Most of the past six months have been spent writing and editing his new book, A Long Stride: The Story of the World’s No. 1 Scotch Whisky, which is available now, with lockdown providing the perfect distraction-free period of time.
Settle in to discover the whiskies he would take to our desert island.
16 Years Old
One of my all-time favourites. I can’t think of anything better to drink if I was sitting in front of my campfire contemplating rescue. The rich smoke would go beautifully with the fish I’d just caught and cooked. I remember once having a long conversation in a marketing meeting about the transportational properties of single malt Scotch. Every sip of Lagavulin is an adventure. Sometimes it takes you to Islay, sometimes to imagined places.
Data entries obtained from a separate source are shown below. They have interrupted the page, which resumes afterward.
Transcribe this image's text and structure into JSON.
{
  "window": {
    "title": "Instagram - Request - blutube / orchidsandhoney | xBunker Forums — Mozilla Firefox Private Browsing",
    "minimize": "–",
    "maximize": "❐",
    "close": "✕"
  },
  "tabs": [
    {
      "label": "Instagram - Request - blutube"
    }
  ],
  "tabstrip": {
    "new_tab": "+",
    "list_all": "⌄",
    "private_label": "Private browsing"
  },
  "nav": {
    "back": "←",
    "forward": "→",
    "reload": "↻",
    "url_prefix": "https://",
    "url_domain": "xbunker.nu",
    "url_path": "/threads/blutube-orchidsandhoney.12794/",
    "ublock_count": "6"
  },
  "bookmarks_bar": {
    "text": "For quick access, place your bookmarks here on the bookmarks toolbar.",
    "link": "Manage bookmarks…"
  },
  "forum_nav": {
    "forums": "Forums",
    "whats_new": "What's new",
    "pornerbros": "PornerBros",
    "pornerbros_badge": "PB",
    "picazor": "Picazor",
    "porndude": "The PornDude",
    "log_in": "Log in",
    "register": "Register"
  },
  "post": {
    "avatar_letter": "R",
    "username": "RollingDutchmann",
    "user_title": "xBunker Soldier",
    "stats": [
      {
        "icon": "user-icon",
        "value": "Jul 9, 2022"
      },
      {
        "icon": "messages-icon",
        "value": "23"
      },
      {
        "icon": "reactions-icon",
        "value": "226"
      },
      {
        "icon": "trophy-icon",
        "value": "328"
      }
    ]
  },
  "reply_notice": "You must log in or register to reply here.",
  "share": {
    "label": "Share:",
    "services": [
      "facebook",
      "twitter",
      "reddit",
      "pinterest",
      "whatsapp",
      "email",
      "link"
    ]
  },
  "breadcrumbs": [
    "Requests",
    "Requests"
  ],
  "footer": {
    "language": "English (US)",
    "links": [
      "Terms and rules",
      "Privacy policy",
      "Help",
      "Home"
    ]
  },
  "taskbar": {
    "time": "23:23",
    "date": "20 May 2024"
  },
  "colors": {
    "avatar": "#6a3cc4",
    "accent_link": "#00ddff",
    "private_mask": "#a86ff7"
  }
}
36 Years Old 1977
I was lucky enough to bottle some exceptional whiskies as part of the Diageo Special Releases programme, but this Convalmore from 2013 was very special, with very unusual and varied fruit flavours. According to Dave Broom one of those rare rancio whiskies. We had bottled a Rare Malt, and another 1977 as a 28-year-old Special Release, but this one just blew the others away. It was a revelation. This was also a really good pack design, partly based on old Peter Dawson labels who had been distillery licensee back in the day. That’s where the blue bell trademark comes from.
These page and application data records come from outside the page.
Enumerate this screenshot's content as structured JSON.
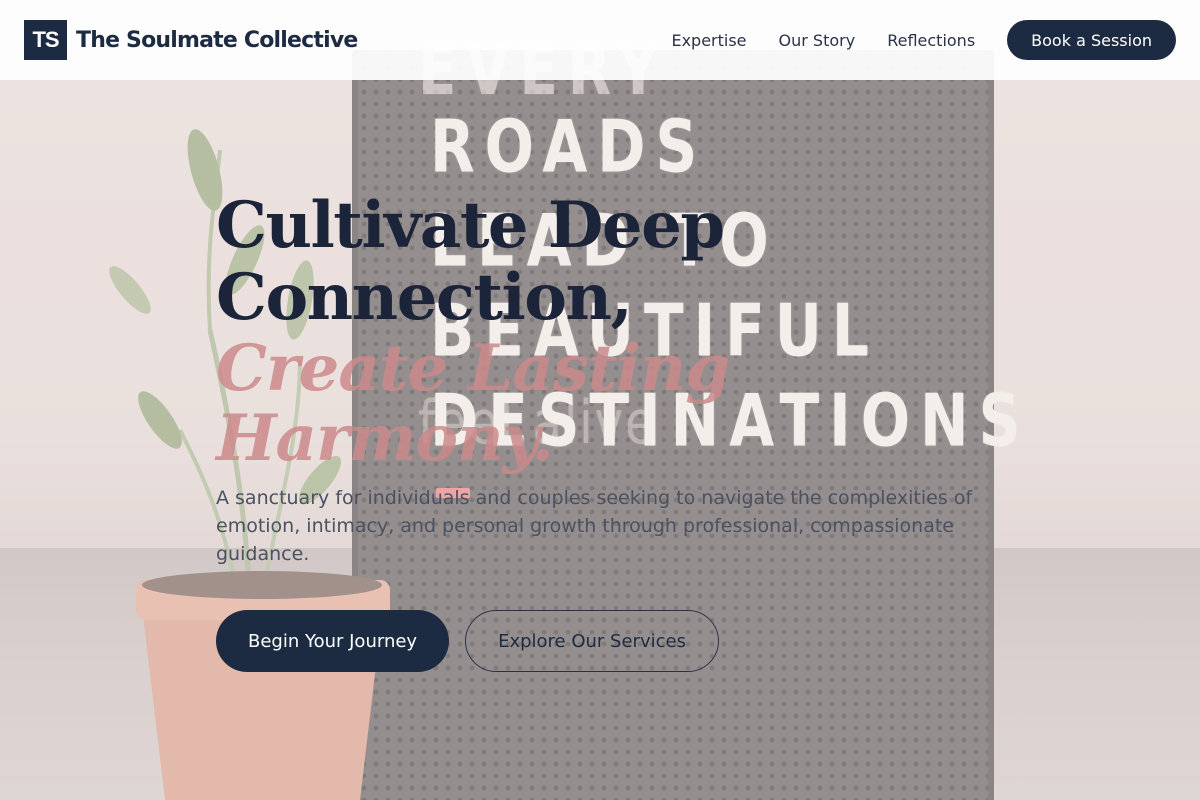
{
  "brand": {
    "logo_mark": "TS",
    "name": "The Soulmate Collective"
  },
  "nav": {
    "links": [
      "Expertise",
      "Our Story",
      "Reflections"
    ],
    "cta_label": "Book a Session"
  },
  "hero": {
    "headline_line1": "Cultivate Deep",
    "headline_line2": "Connection,",
    "accent_line1": "Create Lasting",
    "accent_line2": "Harmony.",
    "description": "A sanctuary for individuals and couples seeking to navigate the complexities of emotion, intimacy, and personal growth through professional, compassionate guidance.",
    "primary_button": "Begin Your Journey",
    "secondary_button": "Explore Our Services",
    "background_image": {
      "board_lines": [
        "EVERY",
        "ROADS",
        "LEAD TO",
        "BEAUTIFUL",
        "DESTINATIONS"
      ],
      "board_faint_text": "feel alive"
    }
  },
  "colors": {
    "navy": "#1d2b42",
    "accent_rose": "#cc8a8c",
    "accent_bar": "#e5797a",
    "body_text": "#4a5161"
  }
}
18 Years Old 1996
I was given a bottle of this for Christmas back in 1996 and it was just one of the most perfect whiskies I’ve ever tasted. I’ve tried a few bottlings from different years since then, and while I know there can be quite a lot of variation between them, certainly none have come close to the wonderful combination of fruit, brine and smoke.
Old Weller Original
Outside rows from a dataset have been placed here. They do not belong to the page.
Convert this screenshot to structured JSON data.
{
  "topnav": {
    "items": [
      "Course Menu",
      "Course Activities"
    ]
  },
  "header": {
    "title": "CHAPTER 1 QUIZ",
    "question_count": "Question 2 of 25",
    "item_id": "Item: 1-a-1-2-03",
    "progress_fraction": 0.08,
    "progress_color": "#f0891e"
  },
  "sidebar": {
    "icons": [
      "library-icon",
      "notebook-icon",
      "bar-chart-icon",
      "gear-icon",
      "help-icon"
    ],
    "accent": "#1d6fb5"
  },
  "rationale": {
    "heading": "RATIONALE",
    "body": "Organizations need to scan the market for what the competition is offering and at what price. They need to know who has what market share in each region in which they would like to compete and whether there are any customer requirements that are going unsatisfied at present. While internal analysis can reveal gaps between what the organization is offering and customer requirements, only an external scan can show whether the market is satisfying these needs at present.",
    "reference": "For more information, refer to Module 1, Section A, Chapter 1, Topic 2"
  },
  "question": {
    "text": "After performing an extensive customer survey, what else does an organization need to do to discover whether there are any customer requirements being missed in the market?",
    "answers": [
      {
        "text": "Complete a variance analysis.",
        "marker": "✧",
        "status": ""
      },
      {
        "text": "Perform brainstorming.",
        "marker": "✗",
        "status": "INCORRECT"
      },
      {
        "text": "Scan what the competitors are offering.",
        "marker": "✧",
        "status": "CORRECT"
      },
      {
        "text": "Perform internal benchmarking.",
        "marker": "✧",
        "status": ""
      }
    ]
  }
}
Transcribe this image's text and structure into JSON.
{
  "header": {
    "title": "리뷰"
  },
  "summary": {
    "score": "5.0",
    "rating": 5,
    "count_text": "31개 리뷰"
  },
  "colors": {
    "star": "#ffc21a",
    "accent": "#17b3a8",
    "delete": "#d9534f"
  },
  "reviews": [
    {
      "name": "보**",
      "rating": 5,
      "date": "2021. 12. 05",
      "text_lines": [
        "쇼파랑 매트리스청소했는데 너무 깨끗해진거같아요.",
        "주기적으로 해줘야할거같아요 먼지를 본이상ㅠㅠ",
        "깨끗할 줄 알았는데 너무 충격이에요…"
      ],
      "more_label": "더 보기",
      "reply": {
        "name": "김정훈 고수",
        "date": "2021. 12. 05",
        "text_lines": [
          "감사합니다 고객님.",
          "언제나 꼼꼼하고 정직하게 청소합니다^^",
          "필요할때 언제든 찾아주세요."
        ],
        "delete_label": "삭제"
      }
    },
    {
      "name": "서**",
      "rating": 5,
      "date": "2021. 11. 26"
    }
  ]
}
107 Proof 1992
I was lucky enough to spend a lot of time in Kentucky in the early to mid 1990s and had a crash course in Bourbon education. Stitzel Weller was still open when I first visited and I fell for the unique wheated Bourbon style it produced – I’m not really a fan of today’s rye-heavy Bourbons with their perennially ‘robust’ tasting notes. Give me the good old days, particularly this high-strength Old Weller 107, soft and luscious on the palate, the alcohol tamed by a cube or two of ice, like honeycomb with a topping of vanilla ice cream.
Under the circumstances I could hardly not choose this. Everyone’s favourite desert island whisky. A most satisfying drink that never fails to disappoint. Great nose, great mouthfeel and a wonderful richness. Depth of flavour I remember was an advertising line used by the brand in the 1990s, and it couldn’t be more true. I think you look for completeness in blends, and this one has it. I actually have a 4.5 litre bottle on my desk. Could it be that one?
A brief final luxury
Perfectly protected against the elements in its heavy duty carry-case, with a few sets of spare strings, a tuner and capo, my beautifully toned Taylor 310. When I bought it my intention was to get a second-hand Martin D-18, which I tried. But the guy in the shop brought me this one too. I spent about an hour or more just playing the C chord on each in turn and decided the Taylor was for me. I love playing this guitar, and after having had it for 15 years or so it’s beginning to fit me like a glove. With a glass by my side, and its rich resonant tones in my ear, I could be perfectly happy.